╭──

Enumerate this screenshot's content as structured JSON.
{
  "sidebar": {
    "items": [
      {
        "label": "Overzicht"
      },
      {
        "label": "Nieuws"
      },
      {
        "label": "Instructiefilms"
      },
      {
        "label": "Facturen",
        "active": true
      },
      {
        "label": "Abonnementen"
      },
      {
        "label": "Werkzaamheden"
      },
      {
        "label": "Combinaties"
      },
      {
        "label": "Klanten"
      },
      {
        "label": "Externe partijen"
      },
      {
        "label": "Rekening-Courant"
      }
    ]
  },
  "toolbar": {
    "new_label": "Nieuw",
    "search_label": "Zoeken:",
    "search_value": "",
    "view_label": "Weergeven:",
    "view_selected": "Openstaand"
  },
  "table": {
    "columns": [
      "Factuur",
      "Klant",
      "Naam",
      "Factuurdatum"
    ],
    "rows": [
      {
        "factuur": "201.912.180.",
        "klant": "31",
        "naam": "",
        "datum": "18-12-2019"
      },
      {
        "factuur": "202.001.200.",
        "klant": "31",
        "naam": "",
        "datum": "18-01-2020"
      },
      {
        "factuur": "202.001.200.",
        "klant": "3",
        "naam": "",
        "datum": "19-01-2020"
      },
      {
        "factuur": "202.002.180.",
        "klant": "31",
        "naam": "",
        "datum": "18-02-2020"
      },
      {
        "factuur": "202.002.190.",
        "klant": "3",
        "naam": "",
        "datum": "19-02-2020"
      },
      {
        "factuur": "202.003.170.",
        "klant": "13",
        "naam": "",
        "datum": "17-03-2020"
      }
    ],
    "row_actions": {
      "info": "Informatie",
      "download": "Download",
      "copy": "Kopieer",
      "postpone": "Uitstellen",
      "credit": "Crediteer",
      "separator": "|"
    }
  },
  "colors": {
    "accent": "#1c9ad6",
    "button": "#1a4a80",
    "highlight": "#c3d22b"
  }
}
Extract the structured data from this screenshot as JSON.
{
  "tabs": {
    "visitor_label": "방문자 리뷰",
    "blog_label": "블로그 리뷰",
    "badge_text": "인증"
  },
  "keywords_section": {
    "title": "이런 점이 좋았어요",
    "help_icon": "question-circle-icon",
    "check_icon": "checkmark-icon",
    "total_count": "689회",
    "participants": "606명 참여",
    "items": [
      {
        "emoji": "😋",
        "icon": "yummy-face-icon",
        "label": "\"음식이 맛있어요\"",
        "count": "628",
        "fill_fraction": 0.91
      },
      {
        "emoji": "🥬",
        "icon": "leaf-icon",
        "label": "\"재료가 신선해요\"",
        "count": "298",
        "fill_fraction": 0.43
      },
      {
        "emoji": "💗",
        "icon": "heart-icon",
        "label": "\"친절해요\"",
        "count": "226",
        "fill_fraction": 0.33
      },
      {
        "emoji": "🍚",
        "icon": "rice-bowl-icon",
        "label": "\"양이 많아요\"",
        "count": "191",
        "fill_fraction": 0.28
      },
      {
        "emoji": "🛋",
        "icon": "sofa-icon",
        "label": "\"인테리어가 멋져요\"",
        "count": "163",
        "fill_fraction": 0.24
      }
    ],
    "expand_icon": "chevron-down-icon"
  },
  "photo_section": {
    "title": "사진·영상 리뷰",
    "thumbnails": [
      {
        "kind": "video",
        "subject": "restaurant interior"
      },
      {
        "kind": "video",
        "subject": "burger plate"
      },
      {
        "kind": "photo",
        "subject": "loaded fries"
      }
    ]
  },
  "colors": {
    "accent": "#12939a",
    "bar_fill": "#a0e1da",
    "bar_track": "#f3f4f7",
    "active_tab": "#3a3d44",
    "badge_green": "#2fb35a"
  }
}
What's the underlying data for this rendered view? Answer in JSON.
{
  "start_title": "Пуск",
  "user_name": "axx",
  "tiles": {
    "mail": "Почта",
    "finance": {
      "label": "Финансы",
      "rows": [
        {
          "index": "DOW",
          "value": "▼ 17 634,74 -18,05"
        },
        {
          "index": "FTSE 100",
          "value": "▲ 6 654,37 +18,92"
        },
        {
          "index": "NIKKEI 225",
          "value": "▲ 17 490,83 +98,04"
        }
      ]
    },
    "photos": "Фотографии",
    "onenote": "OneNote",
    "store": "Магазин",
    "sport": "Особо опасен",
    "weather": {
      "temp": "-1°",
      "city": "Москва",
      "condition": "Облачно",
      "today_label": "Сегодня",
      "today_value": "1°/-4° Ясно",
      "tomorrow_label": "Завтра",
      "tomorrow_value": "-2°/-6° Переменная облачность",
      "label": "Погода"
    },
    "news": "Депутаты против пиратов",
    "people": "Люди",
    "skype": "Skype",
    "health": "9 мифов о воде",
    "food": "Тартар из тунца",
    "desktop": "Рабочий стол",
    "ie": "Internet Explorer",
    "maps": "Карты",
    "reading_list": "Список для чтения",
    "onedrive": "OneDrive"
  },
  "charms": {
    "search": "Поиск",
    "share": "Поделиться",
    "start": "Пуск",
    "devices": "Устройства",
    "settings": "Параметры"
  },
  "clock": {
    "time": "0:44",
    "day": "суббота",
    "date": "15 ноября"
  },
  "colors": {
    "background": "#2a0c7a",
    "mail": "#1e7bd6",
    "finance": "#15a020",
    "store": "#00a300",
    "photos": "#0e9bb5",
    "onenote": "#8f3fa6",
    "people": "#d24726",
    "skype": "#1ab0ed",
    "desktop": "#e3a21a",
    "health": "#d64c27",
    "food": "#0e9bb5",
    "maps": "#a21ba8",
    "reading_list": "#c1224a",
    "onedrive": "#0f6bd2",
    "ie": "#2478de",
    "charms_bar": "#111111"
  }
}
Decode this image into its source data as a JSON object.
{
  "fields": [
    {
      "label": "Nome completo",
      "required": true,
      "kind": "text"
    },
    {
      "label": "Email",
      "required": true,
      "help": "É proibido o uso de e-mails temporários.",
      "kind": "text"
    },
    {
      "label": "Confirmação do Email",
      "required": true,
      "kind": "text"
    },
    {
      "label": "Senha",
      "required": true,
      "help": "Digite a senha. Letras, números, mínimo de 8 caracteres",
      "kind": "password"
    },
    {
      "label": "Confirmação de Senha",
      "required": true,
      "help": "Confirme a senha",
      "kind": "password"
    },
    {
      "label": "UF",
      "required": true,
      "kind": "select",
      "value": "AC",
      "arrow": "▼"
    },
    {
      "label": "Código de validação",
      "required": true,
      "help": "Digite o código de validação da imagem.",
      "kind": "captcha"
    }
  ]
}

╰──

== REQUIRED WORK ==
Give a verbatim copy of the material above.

== EXERCISE OUTPUT ==
Enumerate this screenshot's content as structured JSON.
{
  "sidebar": {
    "items": [
      {
        "label": "Overzicht"
      },
      {
        "label": "Nieuws"
      },
      {
        "label": "Instructiefilms"
      },
      {
        "label": "Facturen",
        "active": true
      },
      {
        "label": "Abonnementen"
      },
      {
        "label": "Werkzaamheden"
      },
      {
        "label": "Combinaties"
      },
      {
        "label": "Klanten"
      },
      {
        "label": "Externe partijen"
      },
      {
        "label": "Rekening-Courant"
      }
    ]
  },
  "toolbar": {
    "new_label": "Nieuw",
    "search_label": "Zoeken:",
    "search_value": "",
    "view_label": "Weergeven:",
    "view_selected": "Openstaand"
  },
  "table": {
    "columns": [
      "Factuur",
      "Klant",
      "Naam",
      "Factuurdatum"
    ],
    "rows": [
      {
        "factuur": "201.912.180.",
        "klant": "31",
        "naam": "",
        "datum": "18-12-2019"
      },
      {
        "factuur": "202.001.200.",
        "klant": "31",
        "naam": "",
        "datum": "18-01-2020"
      },
      {
        "factuur": "202.001.200.",
        "klant": "3",
        "naam": "",
        "datum": "19-01-2020"
      },
      {
        "factuur": "202.002.180.",
        "klant": "31",
        "naam": "",
        "datum": "18-02-2020"
      },
      {
        "factuur": "202.002.190.",
        "klant": "3",
        "naam": "",
        "datum": "19-02-2020"
      },
      {
        "factuur": "202.003.170.",
        "klant": "13",
        "naam": "",
        "datum": "17-03-2020"
      }
    ],
    "row_actions": {
      "info": "Informatie",
      "download": "Download",
      "copy": "Kopieer",
      "postpone": "Uitstellen",
      "credit": "Crediteer",
      "separator": "|"
    }
  },
  "colors": {
    "accent": "#1c9ad6",
    "button": "#1a4a80",
    "highlight": "#c3d22b"
  }
}
Extract the structured data from this screenshot as JSON.
{
  "tabs": {
    "visitor_label": "방문자 리뷰",
    "blog_label": "블로그 리뷰",
    "badge_text": "인증"
  },
  "keywords_section": {
    "title": "이런 점이 좋았어요",
    "help_icon": "question-circle-icon",
    "check_icon": "checkmark-icon",
    "total_count": "689회",
    "participants": "606명 참여",
    "items": [
      {
        "emoji": "😋",
        "icon": "yummy-face-icon",
        "label": "\"음식이 맛있어요\"",
        "count": "628",
        "fill_fraction": 0.91
      },
      {
        "emoji": "🥬",
        "icon": "leaf-icon",
        "label": "\"재료가 신선해요\"",
        "count": "298",
        "fill_fraction": 0.43
      },
      {
        "emoji": "💗",
        "icon": "heart-icon",
        "label": "\"친절해요\"",
        "count": "226",
        "fill_fraction": 0.33
      },
      {
        "emoji": "🍚",
        "icon": "rice-bowl-icon",
        "label": "\"양이 많아요\"",
        "count": "191",
        "fill_fraction": 0.28
      },
      {
        "emoji": "🛋",
        "icon": "sofa-icon",
        "label": "\"인테리어가 멋져요\"",
        "count": "163",
        "fill_fraction": 0.24
      }
    ],
    "expand_icon": "chevron-down-icon"
  },
  "photo_section": {
    "title": "사진·영상 리뷰",
    "thumbnails": [
      {
        "kind": "video",
        "subject": "restaurant interior"
      },
      {
        "kind": "video",
        "subject": "burger plate"
      },
      {
        "kind": "photo",
        "subject": "loaded fries"
      }
    ]
  },
  "colors": {
    "accent": "#12939a",
    "bar_fill": "#a0e1da",
    "bar_track": "#f3f4f7",
    "active_tab": "#3a3d44",
    "badge_green": "#2fb35a"
  }
}
What's the underlying data for this rendered view? Answer in JSON.
{
  "start_title": "Пуск",
  "user_name": "axx",
  "tiles": {
    "mail": "Почта",
    "finance": {
      "label": "Финансы",
      "rows": [
        {
          "index": "DOW",
          "value": "▼ 17 634,74 -18,05"
        },
        {
          "index": "FTSE 100",
          "value": "▲ 6 654,37 +18,92"
        },
        {
          "index": "NIKKEI 225",
          "value": "▲ 17 490,83 +98,04"
        }
      ]
    },
    "photos": "Фотографии",
    "onenote": "OneNote",
    "store": "Магазин",
    "sport": "Особо опасен",
    "weather": {
      "temp": "-1°",
      "city": "Москва",
      "condition": "Облачно",
      "today_label": "Сегодня",
      "today_value": "1°/-4° Ясно",
      "tomorrow_label": "Завтра",
      "tomorrow_value": "-2°/-6° Переменная облачность",
      "label": "Погода"
    },
    "news": "Депутаты против пиратов",
    "people": "Люди",
    "skype": "Skype",
    "health": "9 мифов о воде",
    "food": "Тартар из тунца",
    "desktop": "Рабочий стол",
    "ie": "Internet Explorer",
    "maps": "Карты",
    "reading_list": "Список для чтения",
    "onedrive": "OneDrive"
  },
  "charms": {
    "search": "Поиск",
    "share": "Поделиться",
    "start": "Пуск",
    "devices": "Устройства",
    "settings": "Параметры"
  },
  "clock": {
    "time": "0:44",
    "day": "суббота",
    "date": "15 ноября"
  },
  "colors": {
    "background": "#2a0c7a",
    "mail": "#1e7bd6",
    "finance": "#15a020",
    "store": "#00a300",
    "photos": "#0e9bb5",
    "onenote": "#8f3fa6",
    "people": "#d24726",
    "skype": "#1ab0ed",
    "desktop": "#e3a21a",
    "health": "#d64c27",
    "food": "#0e9bb5",
    "maps": "#a21ba8",
    "reading_list": "#c1224a",
    "onedrive": "#0f6bd2",
    "ie": "#2478de",
    "charms_bar": "#111111"
  }
}
Decode this image into its source data as a JSON object.
{
  "fields": [
    {
      "label": "Nome completo",
      "required": true,
      "kind": "text"
    },
    {
      "label": "Email",
      "required": true,
      "help": "É proibido o uso de e-mails temporários.",
      "kind": "text"
    },
    {
      "label": "Confirmação do Email",
      "required": true,
      "kind": "text"
    },
    {
      "label": "Senha",
      "required": true,
      "help": "Digite a senha. Letras, números, mínimo de 8 caracteres",
      "kind": "password"
    },
    {
      "label": "Confirmação de Senha",
      "required": true,
      "help": "Confirme a senha",
      "kind": "password"
    },
    {
      "label": "UF",
      "required": true,
      "kind": "select",
      "value": "AC",
      "arrow": "▼"
    },
    {
      "label": "Código de validação",
      "required": true,
      "help": "Digite o código de validação da imagem.",
      "kind": "captcha"
    }
  ]
}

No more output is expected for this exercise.